------ SUPPLIED RECORDS

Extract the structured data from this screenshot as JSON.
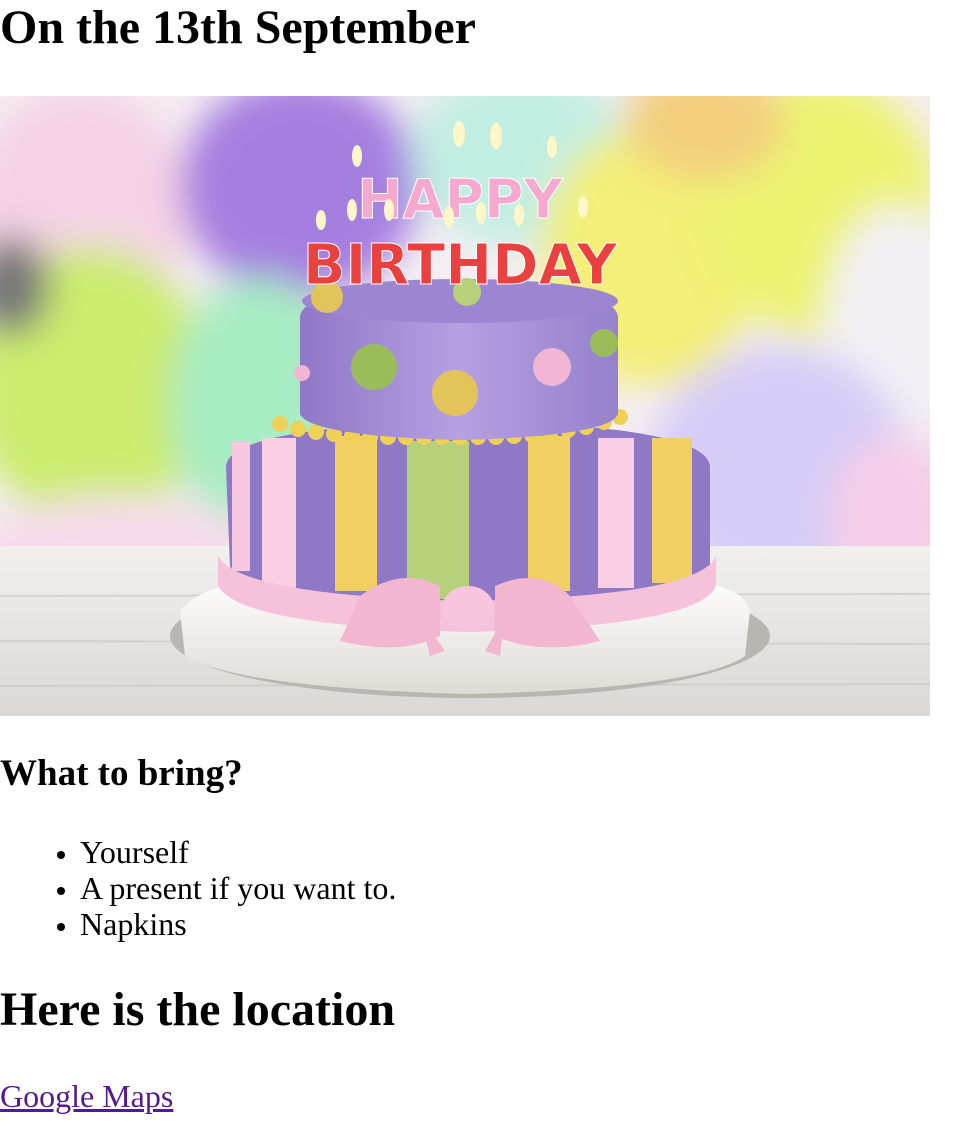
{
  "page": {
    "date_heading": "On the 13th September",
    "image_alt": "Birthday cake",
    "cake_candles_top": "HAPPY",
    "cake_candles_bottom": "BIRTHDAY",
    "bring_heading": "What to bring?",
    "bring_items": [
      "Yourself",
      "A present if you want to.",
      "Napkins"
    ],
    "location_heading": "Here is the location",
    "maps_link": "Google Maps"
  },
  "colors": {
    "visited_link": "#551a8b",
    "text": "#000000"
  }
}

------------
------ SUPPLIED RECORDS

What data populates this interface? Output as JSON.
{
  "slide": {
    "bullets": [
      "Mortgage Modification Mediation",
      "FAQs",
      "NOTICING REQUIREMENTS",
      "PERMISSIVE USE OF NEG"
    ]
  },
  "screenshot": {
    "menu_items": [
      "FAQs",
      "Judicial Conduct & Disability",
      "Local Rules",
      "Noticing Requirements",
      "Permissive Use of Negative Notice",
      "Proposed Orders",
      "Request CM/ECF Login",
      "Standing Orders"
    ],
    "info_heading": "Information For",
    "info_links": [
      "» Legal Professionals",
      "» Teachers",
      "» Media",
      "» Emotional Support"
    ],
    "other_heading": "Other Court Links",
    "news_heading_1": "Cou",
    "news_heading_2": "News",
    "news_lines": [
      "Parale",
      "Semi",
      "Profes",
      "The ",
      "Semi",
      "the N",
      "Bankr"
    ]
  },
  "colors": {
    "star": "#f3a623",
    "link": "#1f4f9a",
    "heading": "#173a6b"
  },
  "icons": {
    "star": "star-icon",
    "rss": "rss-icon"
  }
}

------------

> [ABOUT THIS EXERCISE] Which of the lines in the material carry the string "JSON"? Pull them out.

> [ANSWER TO THE EXERCISE]
Extract the structured data from this screenshot as JSON.
What data populates this interface? Output as JSON.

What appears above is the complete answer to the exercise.